Still sometimes I can't help but wonder if I make--aloud or internally--claims to myself that will never be fulfilled, claims that might result in more bittersweet experiences at some point in the future. It's not even that I think I'd go back and apply myself more. I don't think I'd be a better flute student. I still think that counting out pesky rhythms before playing them on the piano is quite frequently a shame. (So maybe I wasn't the greatest of piano students. I remember an exasperated teacher who lamented not that I had no rhythm, but that I seemed to make the rhythm I preferred...)
But nevertheless, I had dreams. Without any follow-through.
And all of a sudden, my pattern of flunking at something like Nanowrimo begins to make a lot of sense to me: I do this. I'm in a pattern. I've been in a pattern for a long, long time. A pattern where I think big and then go small, when I need to dare to believe that I'm just as overexaggeratedly amazing as I claim to be.

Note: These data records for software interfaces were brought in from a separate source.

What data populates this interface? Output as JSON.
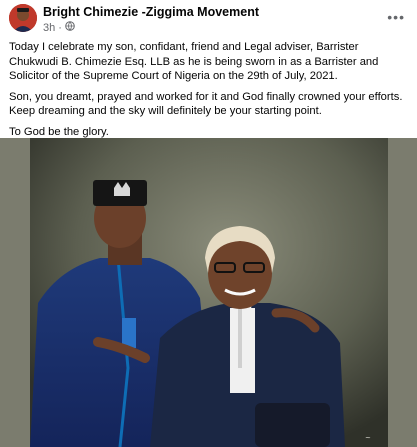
{
  "post": {
    "author": "Bright Chimezie -Ziggima Movement",
    "time": "3h",
    "privacy_icon": "globe-icon",
    "more_icon": "more-options-icon",
    "paragraphs": [
      "Today I celebrate my son, confidant, friend and Legal adviser, Barrister Chukwudi B. Chimezie Esq. LLB as he is being sworn in as a Barrister and Solicitor of the Supreme Court of Nigeria on the 29th of July, 2021.",
      "Son, you dreamt, prayed and worked for it and God finally crowned your efforts. Keep dreaming and the sky will definitely be your starting point.",
      "To God  be the glory."
    ]
  },
  "colors": {
    "text": "#050505",
    "secondary": "#65676b"
  }
}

Tuesday, December 11, 2012
Once upon a time, there was a writer whom we shall call Katie. She decided to attempt writing a novel one year--we'll call it 2011--and she kind of flunked out rather earlier. The following year--we'll call it 2012--she flunked again, but at least she flunked out after half the month had ended.
The first attempted novel is still saved to her computer, the twenty-ish pages that she created. So too is the beginnings of a second project. And yet...she's sadly lacking in motivation. Honestly she knows that she wants to finish one of them but she can't bring herself to do it.
Sort of like tonight when it took her forever to make her dinner because for a great long while she just couldn't bring herself to clean that skillet. Not that it took long at all to clean the skillet, but it was effort and she was tired.
Which is to say next year she might attempt Nanowrimo again, with the expectation she may perhaps get through three-quarters of the month and then be motivated to finish.